> DATA PROVIDED
----
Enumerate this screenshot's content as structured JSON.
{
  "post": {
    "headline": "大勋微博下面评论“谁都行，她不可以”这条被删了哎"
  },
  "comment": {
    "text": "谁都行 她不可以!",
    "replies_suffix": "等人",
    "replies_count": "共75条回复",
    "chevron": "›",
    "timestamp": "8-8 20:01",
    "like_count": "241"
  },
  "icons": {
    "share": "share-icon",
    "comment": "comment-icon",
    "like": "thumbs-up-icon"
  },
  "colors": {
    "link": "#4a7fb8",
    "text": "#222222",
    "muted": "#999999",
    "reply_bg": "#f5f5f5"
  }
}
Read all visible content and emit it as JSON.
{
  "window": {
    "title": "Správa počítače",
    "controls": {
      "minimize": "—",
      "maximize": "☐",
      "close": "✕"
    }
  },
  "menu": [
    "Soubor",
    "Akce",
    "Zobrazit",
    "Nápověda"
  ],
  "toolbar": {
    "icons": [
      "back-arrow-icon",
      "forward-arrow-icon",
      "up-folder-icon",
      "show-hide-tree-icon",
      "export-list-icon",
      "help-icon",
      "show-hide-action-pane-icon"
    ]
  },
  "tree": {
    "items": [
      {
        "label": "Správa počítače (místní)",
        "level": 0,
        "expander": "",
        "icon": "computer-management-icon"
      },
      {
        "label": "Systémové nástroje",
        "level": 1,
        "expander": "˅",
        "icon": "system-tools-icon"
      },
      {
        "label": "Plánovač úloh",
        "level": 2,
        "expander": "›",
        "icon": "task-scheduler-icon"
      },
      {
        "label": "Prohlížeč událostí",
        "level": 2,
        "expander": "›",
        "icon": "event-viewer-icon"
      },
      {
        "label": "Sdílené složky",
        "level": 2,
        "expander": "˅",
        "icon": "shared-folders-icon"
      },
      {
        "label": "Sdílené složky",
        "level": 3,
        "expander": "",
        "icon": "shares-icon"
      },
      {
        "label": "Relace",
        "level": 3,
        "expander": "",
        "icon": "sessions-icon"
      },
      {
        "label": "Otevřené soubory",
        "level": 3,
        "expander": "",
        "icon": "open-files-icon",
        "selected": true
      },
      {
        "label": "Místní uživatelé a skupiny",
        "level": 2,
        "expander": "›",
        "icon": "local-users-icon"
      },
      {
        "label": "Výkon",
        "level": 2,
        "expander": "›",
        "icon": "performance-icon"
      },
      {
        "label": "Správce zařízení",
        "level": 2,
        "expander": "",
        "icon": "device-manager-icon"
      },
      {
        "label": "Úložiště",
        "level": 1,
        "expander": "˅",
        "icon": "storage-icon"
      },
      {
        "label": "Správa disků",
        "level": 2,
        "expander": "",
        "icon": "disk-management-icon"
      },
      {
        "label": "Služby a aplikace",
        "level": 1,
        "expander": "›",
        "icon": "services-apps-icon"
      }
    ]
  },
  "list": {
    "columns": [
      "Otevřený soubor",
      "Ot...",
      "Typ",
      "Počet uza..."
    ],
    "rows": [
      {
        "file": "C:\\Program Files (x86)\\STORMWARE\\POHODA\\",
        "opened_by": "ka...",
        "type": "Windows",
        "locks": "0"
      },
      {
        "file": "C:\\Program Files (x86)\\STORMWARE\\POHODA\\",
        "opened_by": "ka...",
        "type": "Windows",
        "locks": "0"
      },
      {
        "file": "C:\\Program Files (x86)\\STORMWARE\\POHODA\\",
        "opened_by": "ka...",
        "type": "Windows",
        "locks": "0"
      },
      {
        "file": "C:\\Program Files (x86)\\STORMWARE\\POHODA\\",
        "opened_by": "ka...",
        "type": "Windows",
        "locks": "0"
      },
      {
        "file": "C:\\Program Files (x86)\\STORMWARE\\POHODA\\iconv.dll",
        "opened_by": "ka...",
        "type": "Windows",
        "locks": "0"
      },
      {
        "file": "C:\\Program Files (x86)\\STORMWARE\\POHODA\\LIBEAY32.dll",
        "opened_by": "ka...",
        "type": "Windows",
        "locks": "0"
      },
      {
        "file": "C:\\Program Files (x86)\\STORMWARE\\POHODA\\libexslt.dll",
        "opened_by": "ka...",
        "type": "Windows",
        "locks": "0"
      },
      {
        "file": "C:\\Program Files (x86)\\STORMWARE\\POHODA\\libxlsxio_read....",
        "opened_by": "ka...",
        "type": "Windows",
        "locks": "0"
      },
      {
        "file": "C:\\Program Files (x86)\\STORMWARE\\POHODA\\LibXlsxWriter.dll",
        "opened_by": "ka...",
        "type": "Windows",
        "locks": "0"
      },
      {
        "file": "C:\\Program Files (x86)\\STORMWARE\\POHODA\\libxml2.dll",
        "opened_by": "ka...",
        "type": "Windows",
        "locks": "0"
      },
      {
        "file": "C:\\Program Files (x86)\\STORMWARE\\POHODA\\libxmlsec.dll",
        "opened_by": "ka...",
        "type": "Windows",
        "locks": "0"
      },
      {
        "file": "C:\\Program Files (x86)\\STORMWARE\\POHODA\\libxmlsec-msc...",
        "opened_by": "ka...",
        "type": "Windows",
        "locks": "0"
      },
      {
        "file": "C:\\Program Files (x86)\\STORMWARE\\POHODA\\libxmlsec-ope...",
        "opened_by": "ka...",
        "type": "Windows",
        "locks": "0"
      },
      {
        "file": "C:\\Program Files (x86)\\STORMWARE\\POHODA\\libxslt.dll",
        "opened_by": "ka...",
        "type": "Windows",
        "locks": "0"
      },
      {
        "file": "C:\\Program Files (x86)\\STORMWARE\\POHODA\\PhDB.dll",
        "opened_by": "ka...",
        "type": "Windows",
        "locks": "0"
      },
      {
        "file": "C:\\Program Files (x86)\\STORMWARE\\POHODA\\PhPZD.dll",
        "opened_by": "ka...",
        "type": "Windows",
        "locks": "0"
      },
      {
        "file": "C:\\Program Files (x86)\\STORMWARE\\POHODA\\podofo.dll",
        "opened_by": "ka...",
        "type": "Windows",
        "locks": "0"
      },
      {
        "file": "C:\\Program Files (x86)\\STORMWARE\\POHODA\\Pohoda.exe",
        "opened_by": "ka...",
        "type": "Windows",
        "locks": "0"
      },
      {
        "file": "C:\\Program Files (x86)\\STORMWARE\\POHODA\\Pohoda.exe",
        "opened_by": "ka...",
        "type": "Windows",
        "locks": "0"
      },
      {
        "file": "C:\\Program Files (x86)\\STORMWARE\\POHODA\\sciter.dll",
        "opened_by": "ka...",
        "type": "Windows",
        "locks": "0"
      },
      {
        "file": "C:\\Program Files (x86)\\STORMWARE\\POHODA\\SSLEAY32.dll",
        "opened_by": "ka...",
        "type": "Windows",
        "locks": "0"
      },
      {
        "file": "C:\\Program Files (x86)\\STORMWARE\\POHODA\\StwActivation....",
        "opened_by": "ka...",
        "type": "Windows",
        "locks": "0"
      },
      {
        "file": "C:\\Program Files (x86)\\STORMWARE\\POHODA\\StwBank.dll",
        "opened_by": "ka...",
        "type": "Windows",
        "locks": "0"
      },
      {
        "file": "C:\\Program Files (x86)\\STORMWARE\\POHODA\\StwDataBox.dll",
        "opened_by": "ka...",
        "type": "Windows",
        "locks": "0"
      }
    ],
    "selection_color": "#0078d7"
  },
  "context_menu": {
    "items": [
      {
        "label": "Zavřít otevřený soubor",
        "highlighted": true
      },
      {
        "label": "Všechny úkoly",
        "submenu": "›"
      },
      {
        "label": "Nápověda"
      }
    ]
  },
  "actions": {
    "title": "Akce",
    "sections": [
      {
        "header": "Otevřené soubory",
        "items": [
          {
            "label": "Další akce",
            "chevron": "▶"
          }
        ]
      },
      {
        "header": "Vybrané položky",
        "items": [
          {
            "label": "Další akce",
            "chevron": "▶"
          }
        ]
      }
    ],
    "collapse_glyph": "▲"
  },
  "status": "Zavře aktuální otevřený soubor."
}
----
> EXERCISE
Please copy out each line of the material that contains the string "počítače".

> EXERCISE RESULT
    "title": "Správa počítače",
        "label": "Správa počítače (místní)",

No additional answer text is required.